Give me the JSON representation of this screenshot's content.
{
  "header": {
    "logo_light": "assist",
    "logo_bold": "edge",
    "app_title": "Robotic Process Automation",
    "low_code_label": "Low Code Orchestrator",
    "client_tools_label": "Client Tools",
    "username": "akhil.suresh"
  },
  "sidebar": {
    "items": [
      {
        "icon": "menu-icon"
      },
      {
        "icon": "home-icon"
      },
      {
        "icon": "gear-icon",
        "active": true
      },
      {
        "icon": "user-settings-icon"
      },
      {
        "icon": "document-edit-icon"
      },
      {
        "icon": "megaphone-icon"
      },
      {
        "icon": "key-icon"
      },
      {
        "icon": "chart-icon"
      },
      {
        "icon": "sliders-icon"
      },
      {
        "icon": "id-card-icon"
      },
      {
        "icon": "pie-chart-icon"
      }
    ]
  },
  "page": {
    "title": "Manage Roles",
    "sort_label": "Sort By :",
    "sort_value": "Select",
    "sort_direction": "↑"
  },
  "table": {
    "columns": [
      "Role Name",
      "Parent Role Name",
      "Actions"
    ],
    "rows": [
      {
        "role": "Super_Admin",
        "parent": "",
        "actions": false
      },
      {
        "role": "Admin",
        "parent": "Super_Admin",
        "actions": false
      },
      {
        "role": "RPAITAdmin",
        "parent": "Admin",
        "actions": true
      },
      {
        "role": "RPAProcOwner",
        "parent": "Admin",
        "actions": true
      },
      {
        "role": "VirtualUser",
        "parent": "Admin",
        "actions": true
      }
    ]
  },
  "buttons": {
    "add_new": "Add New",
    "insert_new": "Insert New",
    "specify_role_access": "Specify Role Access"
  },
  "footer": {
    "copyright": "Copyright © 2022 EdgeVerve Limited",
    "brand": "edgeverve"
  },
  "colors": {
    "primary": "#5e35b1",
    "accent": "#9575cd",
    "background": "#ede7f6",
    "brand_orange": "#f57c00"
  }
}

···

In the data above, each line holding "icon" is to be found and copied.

▶ _Your solution_:
        "icon": "menu-icon"
        "icon": "home-icon"
        "icon": "gear-icon",
        "icon": "user-settings-icon"
        "icon": "document-edit-icon"
        "icon": "megaphone-icon"
        "icon": "key-icon"
        "icon": "chart-icon"
        "icon": "sliders-icon"
        "icon": "id-card-icon"
        "icon": "pie-chart-icon"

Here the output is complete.